We were very happy we had such an amazing start Saturday. I mean, after all it is quite an adventure, not knowing how it works out with a different culture, climate, animals (what is truly poisonous/venomous in our safe Holland?) and diseases and such. So walking around enjoying, being relaxed and mostly feeling safe is truly a blessing. Entebbe however, is quite “Westernized” and not so crowded as the capital, Kampala. When we went to Kampala the next day, that was then of course an entirely different experience. In just half a day we did not manage to see the whole city. The part where we went to was very crowded, many people on the streets, many markets and sky-high buildings filled with abandoned used-to-be-stores.
When we arrived there after a very long, cramped (knees in your ears) taxi-bus drive, we had hoped for some fresh air. As you can imagine; not the case. So we just walked around a bit and tried to find some place to eat. We ended up in one of those half-abandoned buildings, where my only choice was to eat chicken, which according to that man was not meat. So after an elaborate discussion (“it’s not meat, it’s chicken” “but chicken is meat”, “no no, not meat; chicken!”) I decided to give up and just have lunch in order to make it through the day.
Pictures credits to Jennifer
Following, we went to the Royal Tombs of the Buganda kingdom (World Heritage), where we were guided around by Lydia.
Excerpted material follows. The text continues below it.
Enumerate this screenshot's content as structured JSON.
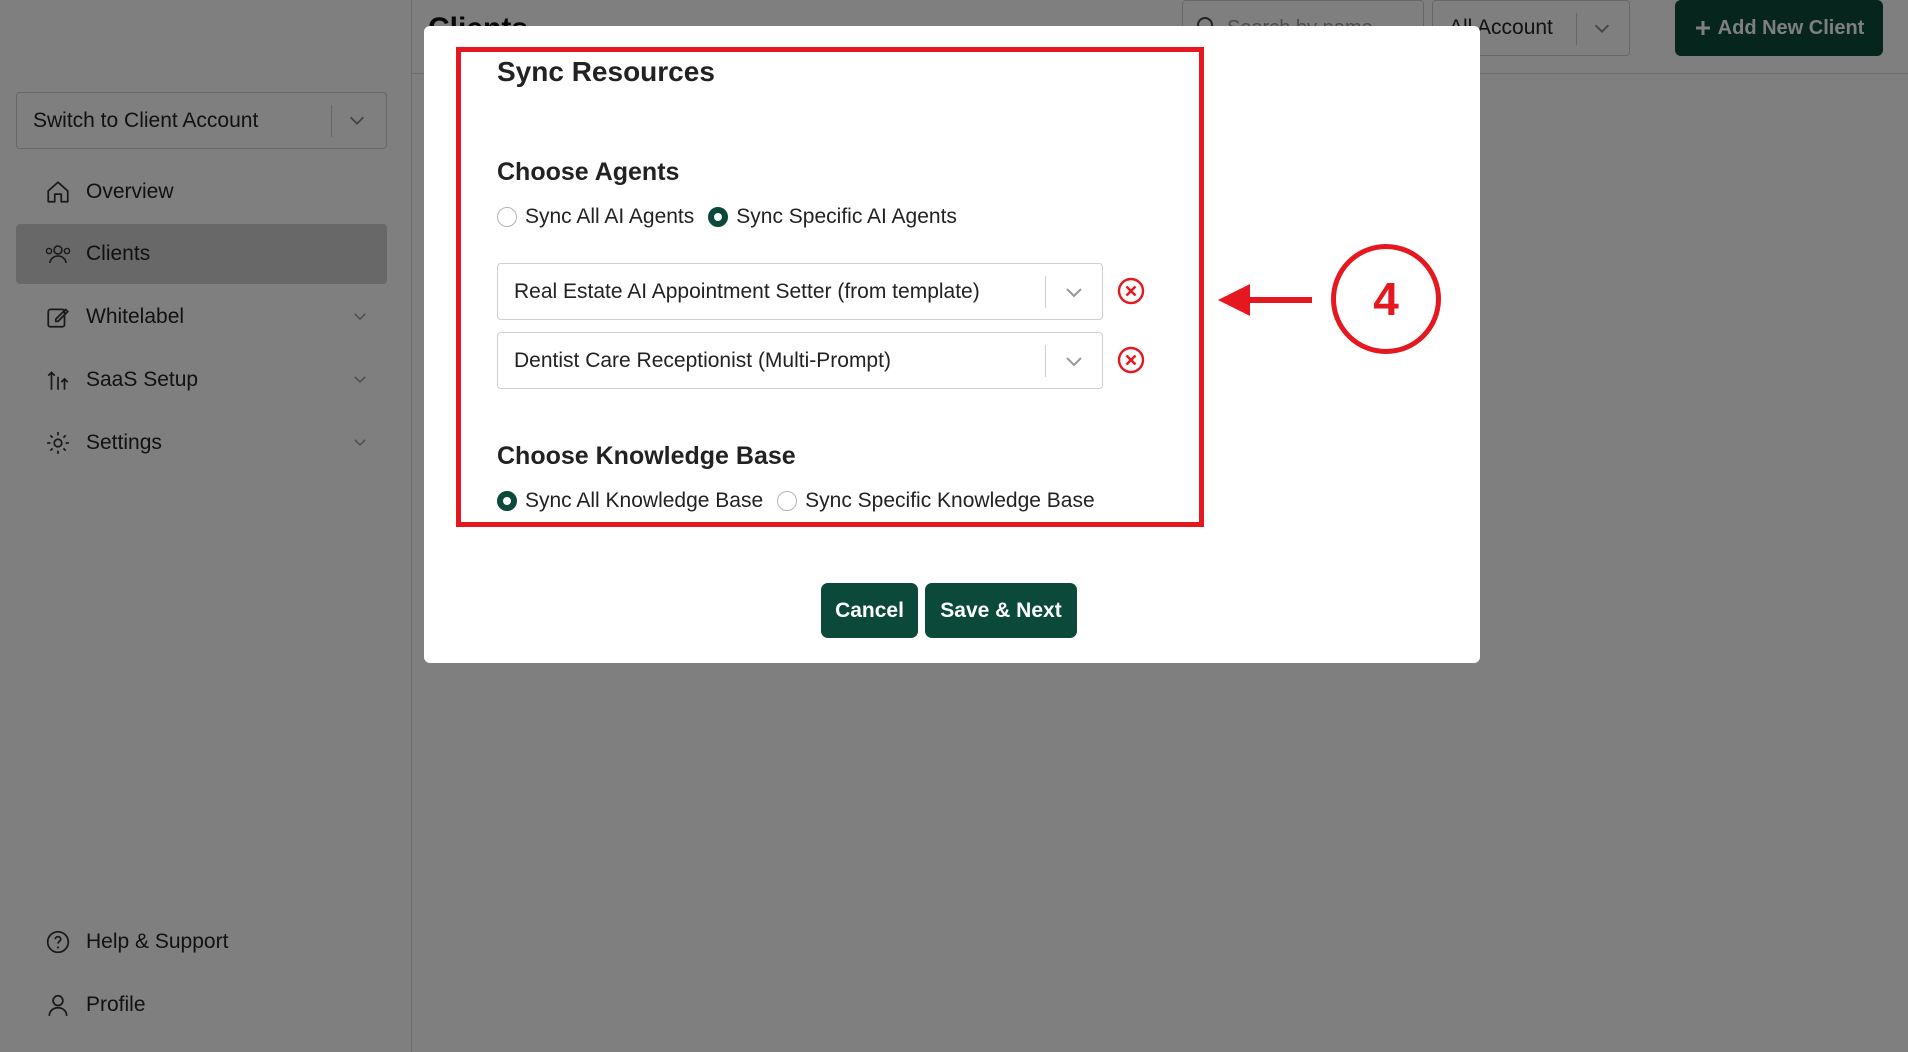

She very kindly guided us around and told us everything about the history and the local traditions. She herself is educated in herbs, and how to use them for health. After walking around a bit more we just went home again, we picked up a tired Josi from an adventurous flight and chilled in the beautiful garden of the hostel.On day three we finally went to Bukomansimbi, passing the equator on our way there.
Arriving on the spot we were amazed by our guest house. We have a 180 degree view from the top of the mountain, and if you walk a bit you also see the other side (duh). So we can watch over the village, sunrise/sunset and actually the entire area – Last night I have seen one of the most amazing sunsets and moonrises ever, really bizarre -.
So on the first day in Bukomansimbi we had a meeting with all the clients and divided groups for the assignment. As I am doing waste management here with Josi and Freddy, we got a tour from the representative of the municipality through town the next day, passing the different waste collection points (aka pig piles of trash). During the tour we also went to a primary school. I have never seen so much laughter and smiling faces. The kids LOVE to be on a picture, screaming and laughing when you show the picture. Really a lot of fun 😀
Yesterday we just spent the whole day doing schoolwork, we needed to deliver quite an extensive paper in relation to the time we had. Today we have a meeting with the clients again, they really like what we did. As I started to have a bit of trouble with heat/sleeping enough/drinking enough they made me -to my HORROR- eat bananas . For those who don’t know me, I DETEST bananas. Nonetheless, the small ones here are actually not too bad, I guess I’ll have to get used to eating them more often…
Something else cool to mention is animals. I’ve seen more interesting animals in Uganda in one week than my entire life in the Netherlands, and we didn’t even get to animals like elephants and zebra’s yet (hopefully next weekend!). Next to all the cute butterflies and gecko’s we’ve seen beautiful birds, marching ants, a snake and a grasshopper farm (those grasshoppers are insanely BIG…). So all in all we’re enjoying ourselves quite a lot here, it is really green and beautiful and the guesthouse is really nice. So quite a long blog, but that’s because I can’t update each day. Hopefully I have more pictures soon!